“We have a lot of confidence in the team, and investors always look for unmet medical needs,” says Alison de Bord, a director at Alta Partners who has a nine-year history with Newton. Newton’s success as a manager and researcher appeals to investors, de Bord says, and he remains passionately committed to finding therapies that improve health. “Roger hasn’t lost a speck of spark.”
Newton likens the nearly two-year process of setting up the incubator, called Michigan Life Science and Innovation Center LLC, to his experience developing Lipitor. He says the notion that salvaging a facility designed to bring biotech innovation to fruition occurred to him soon after he learned of Pfizer’s looming layoffs and shutdowns. But he needed a team of economic developers with complementary skills who shared his commitment and vision to make it a reality. “This took a long time to nurture,” Newton says. “And [it’s] the vision of many people.”
As with Lipitor, the journey underwent tortuous fits and starts as they encountered and resolved gnarly multi-agency and financial challenges. Nor was it as simple as handing over the keys; certifications and accreditations for conducting biotech research that Pfizer obtained were not transferable, so the paperwork needed to be started anew.
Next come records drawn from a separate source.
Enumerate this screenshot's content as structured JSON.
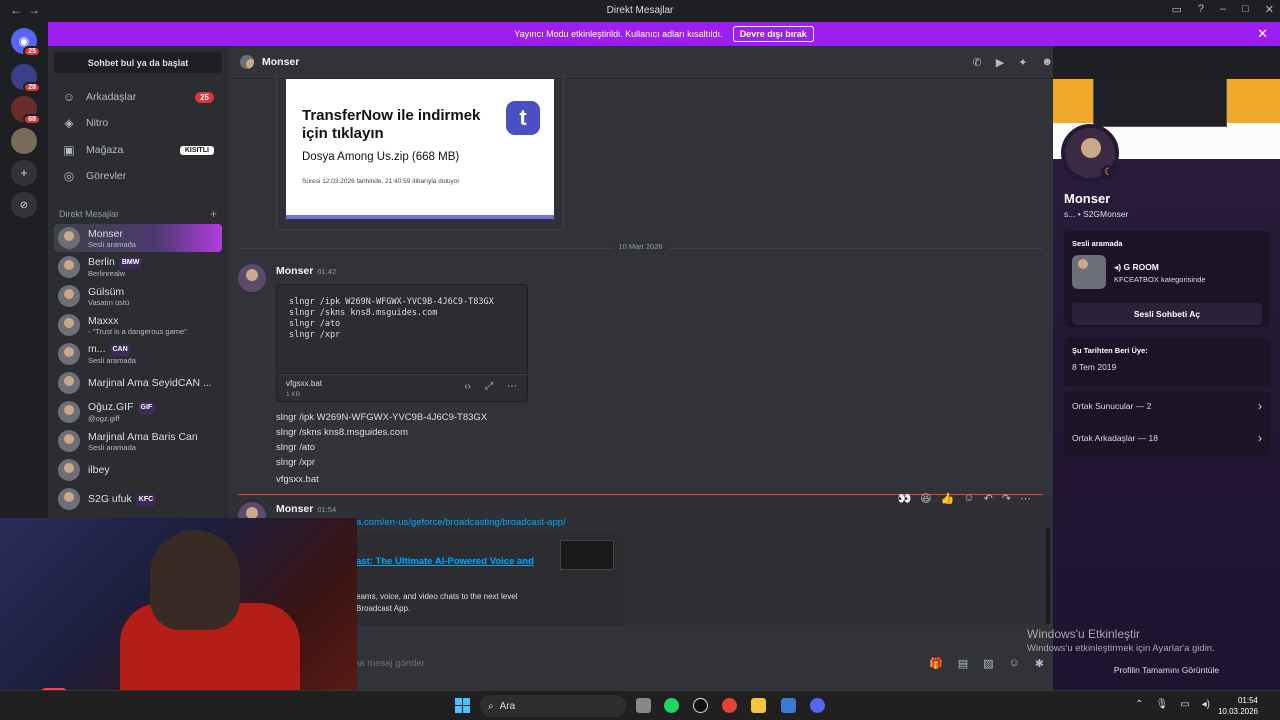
{
  "window": {
    "title": "Direkt Mesajlar"
  },
  "banner": {
    "text": "Yayıncı Modu etkinleştirildi. Kullanıcı adları kısaltıldı.",
    "button": "Devre dışı bırak"
  },
  "guilds": {
    "home_badge": "25",
    "items": [
      {
        "badge": "28"
      },
      {
        "badge": "68"
      }
    ]
  },
  "sidebar": {
    "search": "Sohbet bul ya da başlat",
    "nav": [
      {
        "label": "Arkadaşlar",
        "badge": "25"
      },
      {
        "label": "Nitro"
      },
      {
        "label": "Mağaza",
        "badge": "KISITLI"
      },
      {
        "label": "Görevler"
      }
    ],
    "dm_header": "Direkt Mesajlar",
    "dms": [
      {
        "name": "Monser",
        "status": "Sesli aramada"
      },
      {
        "name": "Berlin",
        "tag": "BMW",
        "status": "Berlinrealw"
      },
      {
        "name": "Gülsüm",
        "status": "Vasatın üstü"
      },
      {
        "name": "Maxxx",
        "status": "- \"Trust is a dangerous game\""
      },
      {
        "name": "m...",
        "tag": "CAN",
        "status": "Sesli aramada"
      },
      {
        "name": "Marjinal Ama SeyidCAN ...",
        "status": ""
      },
      {
        "name": "Oğuz.GIF",
        "tag": "GIF",
        "status": "@ogz.giff"
      },
      {
        "name": "Marjinal Ama Baris Can",
        "status": "Sesli aramada"
      },
      {
        "name": "ilbey",
        "status": ""
      },
      {
        "name": "S2G ufuk",
        "tag": "KFC",
        "status": ""
      }
    ]
  },
  "channel": {
    "name": "Monser"
  },
  "embed": {
    "title": "TransferNow ile indirmek için tıklayın",
    "file": "Dosya Among Us.zip (668 MB)",
    "expiry": "Süresi 12.03.2026 tarihinde, 21:40:59 itibarıyla doluyor",
    "logo": "t"
  },
  "date_divider": "10 Mart 2026",
  "message1": {
    "author": "Monser",
    "time": "01:42",
    "code": "slngr /ipk W269N-WFGWX-YVC9B-4J6C9-T83GX\nslngr /skns kns8.msguides.com\nslngr /ato\nslngr /xpr",
    "file_name": "vfgsxx.bat",
    "file_size": "1 KB",
    "lines": [
      "slngr /ipk W269N-WFGWX-YVC9B-4J6C9-T83GX",
      "slngr /skns kns8.msguides.com",
      "slngr /ato",
      "slngr /xpr",
      "vfgsxx.bat"
    ]
  },
  "message2": {
    "author": "Monser",
    "time": "01:54",
    "link": "a.com/en-us/geforce/broadcasting/broadcast-app/",
    "embed_title": "ast: The Ultimate AI-Powered Voice and",
    "embed_desc_1": "eams, voice, and video chats to the next level",
    "embed_desc_2": "Broadcast App."
  },
  "composer": {
    "placeholder": "ısına mesaj gönder"
  },
  "profile": {
    "name": "Monser",
    "username": "s... • S2GMonser",
    "voice_header": "Sesli aramada",
    "voice_room": "G ROOM",
    "voice_category": "KFCEATBOX kategorisinde",
    "voice_button": "Sesli Sohbeti Aç",
    "member_header": "Şu Tarihten Beri Üye:",
    "member_since": "8 Tem 2019",
    "mutual_servers": "Ortak Sunucular — 2",
    "mutual_friends": "Ortak Arkadaşlar — 18",
    "full_profile": "Profilin Tamamını Görüntüle"
  },
  "watermark": {
    "line1": "Windows'u Etkinleştir",
    "line2": "Windows'u etkinleştirmek için Ayarlar'a gidin."
  },
  "taskbar": {
    "search": "Ara",
    "time": "01:54",
    "date": "10.03.2026"
  },
  "colors": {
    "brand": "#5865f2",
    "banner": "#9b1ff0",
    "danger": "#da373c",
    "link": "#00a8fc"
  }
}
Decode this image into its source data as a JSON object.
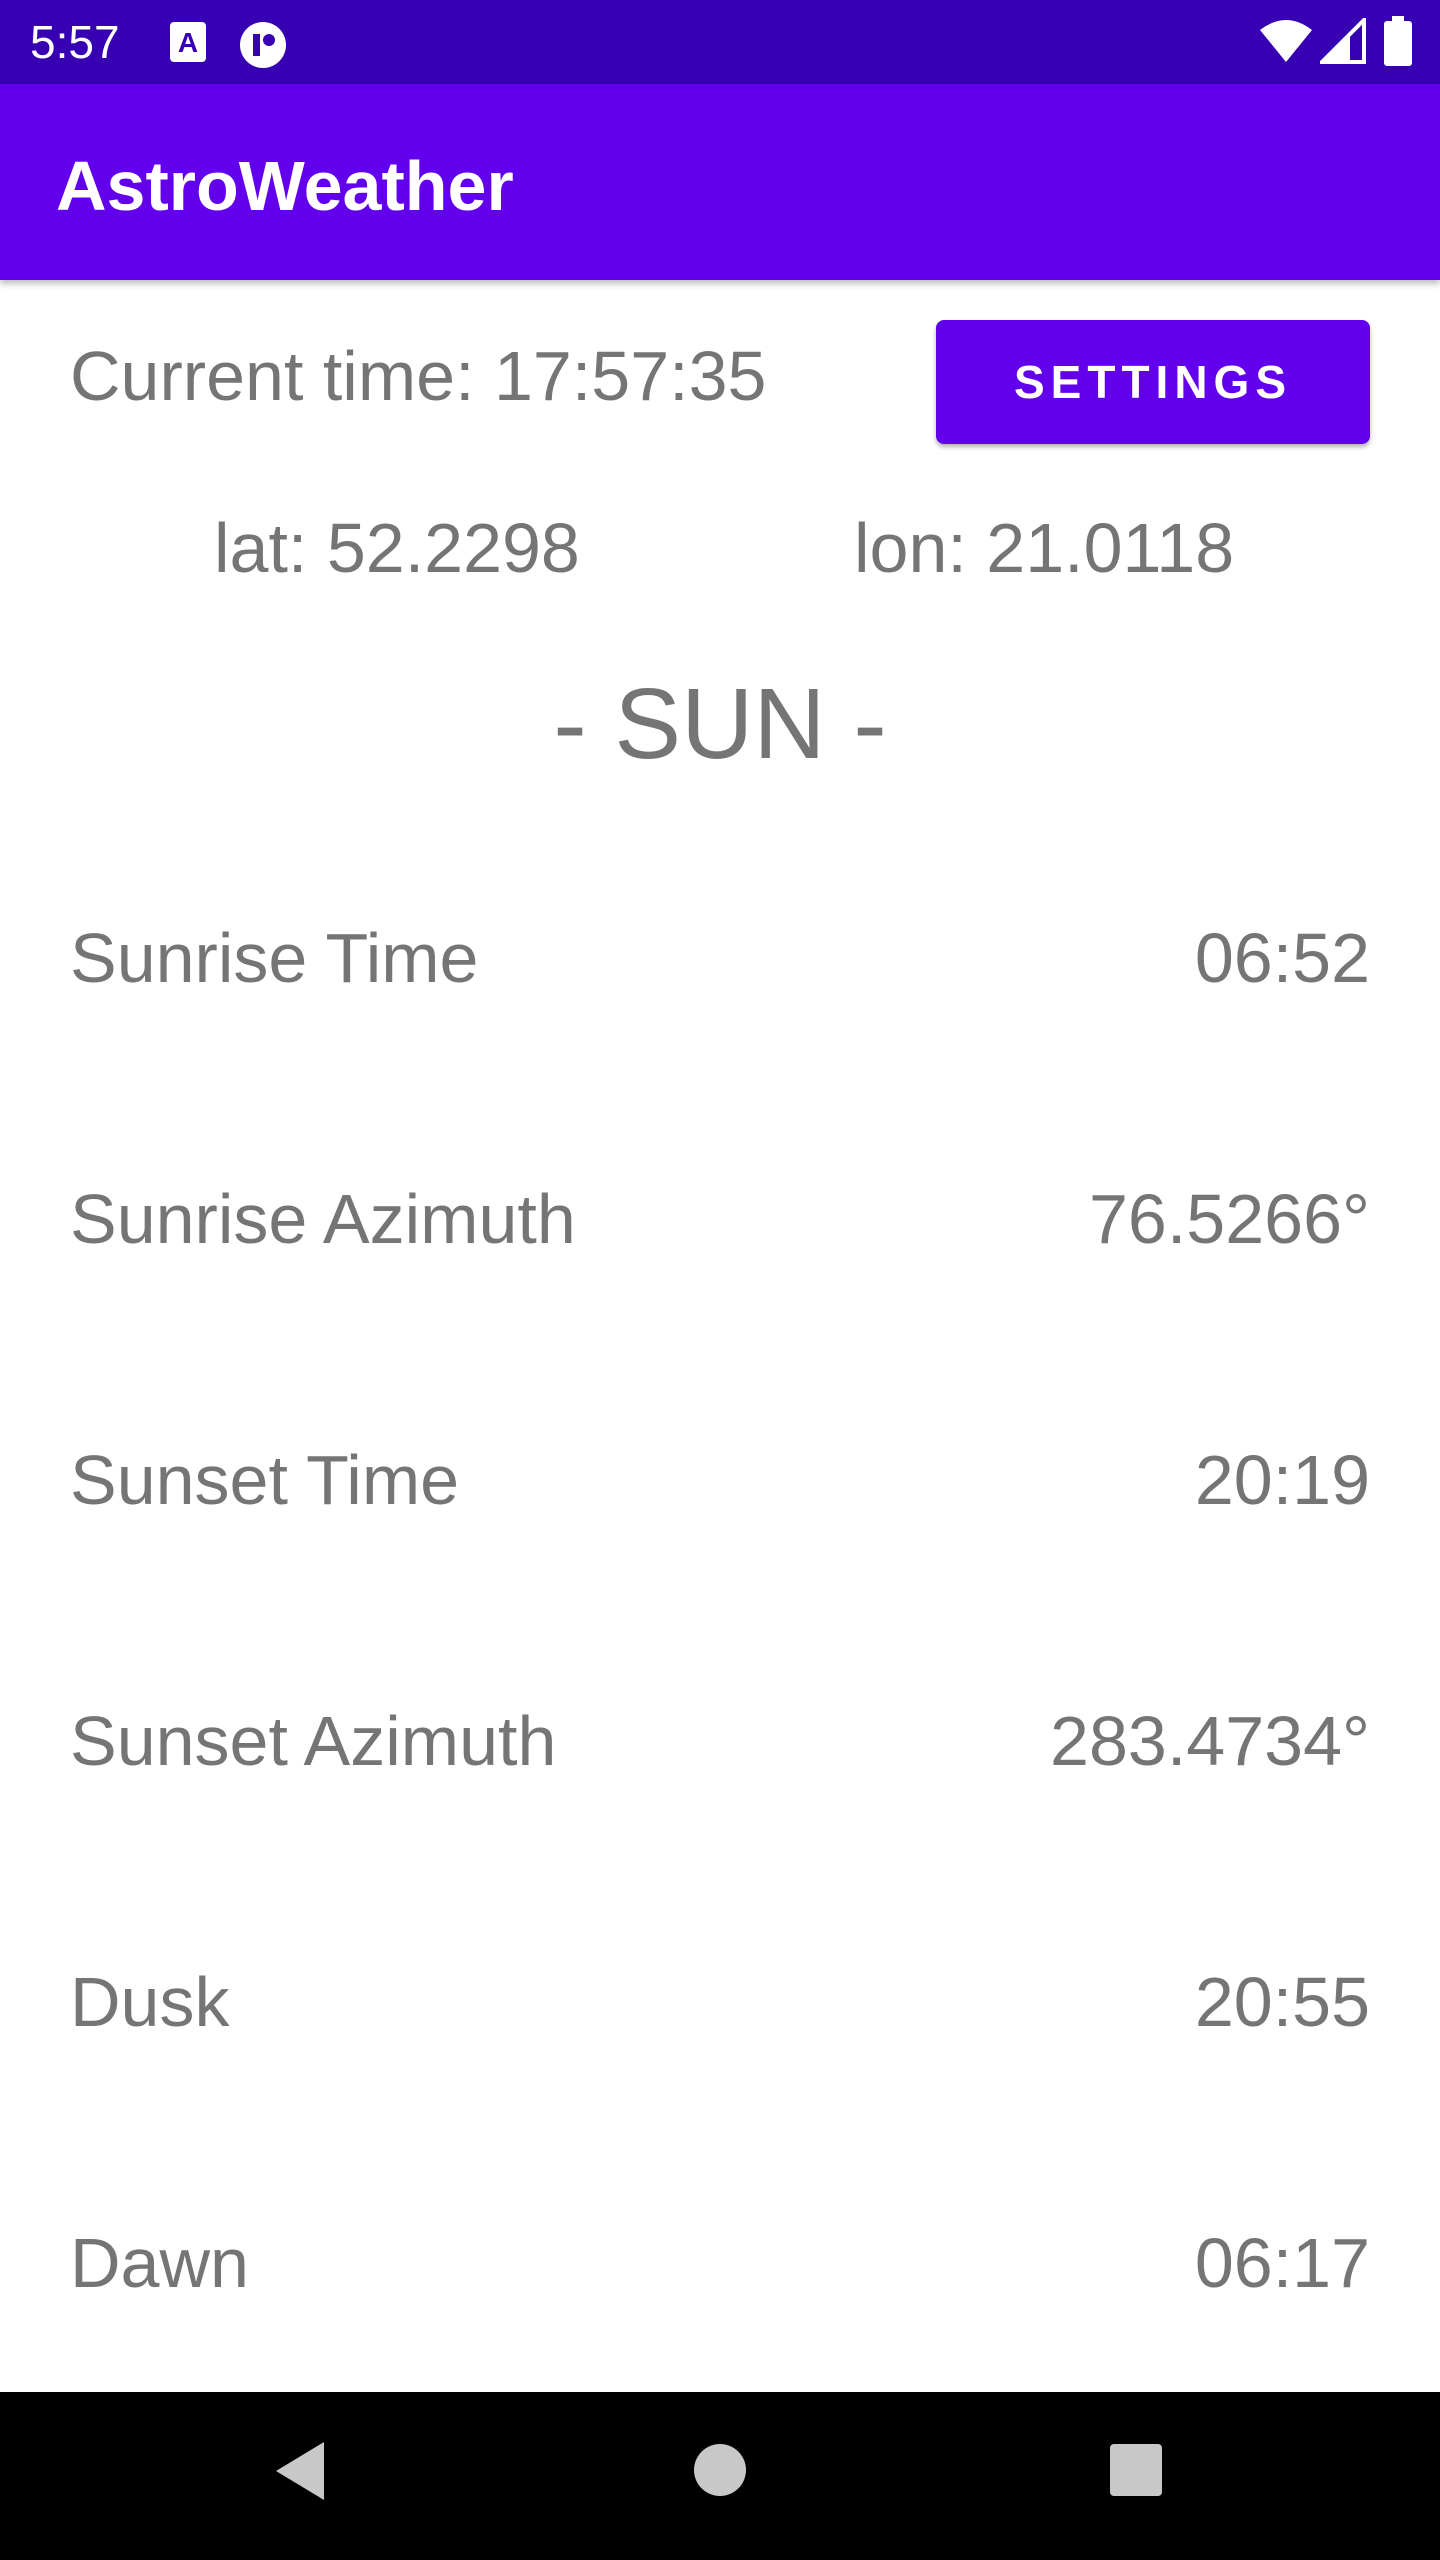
{
  "status_bar": {
    "time": "5:57",
    "left_icons": [
      "a-notification-icon",
      "app-notification-icon"
    ],
    "right_icons": [
      "wifi-icon",
      "signal-icon",
      "battery-icon"
    ]
  },
  "app_bar": {
    "title": "AstroWeather"
  },
  "header": {
    "current_time": "Current time: 17:57:35",
    "settings_label": "SETTINGS"
  },
  "location": {
    "lat": "lat: 52.2298",
    "lon": "lon: 21.0118"
  },
  "section": {
    "title": "- SUN -"
  },
  "rows": [
    {
      "label": "Sunrise Time",
      "value": "06:52"
    },
    {
      "label": "Sunrise Azimuth",
      "value": "76.5266°"
    },
    {
      "label": "Sunset Time",
      "value": "20:19"
    },
    {
      "label": "Sunset Azimuth",
      "value": "283.4734°"
    },
    {
      "label": "Dusk",
      "value": "20:55"
    },
    {
      "label": "Dawn",
      "value": "06:17"
    }
  ],
  "nav_bar": {
    "icons": [
      "back-icon",
      "home-icon",
      "recents-icon"
    ]
  },
  "colors": {
    "status_bar": "#3700B3",
    "primary": "#6200EE",
    "text": "#757575"
  }
}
The board for Esperion was anxious, and rightfully so, Newton acknowledges.
But now “there’s an electricity in the air,” he says, as his seven-and-a-half-person staff concentrates on building their drug portfolio and preparing for preclinical drug development. “I always felt this is the place we were meant to be.”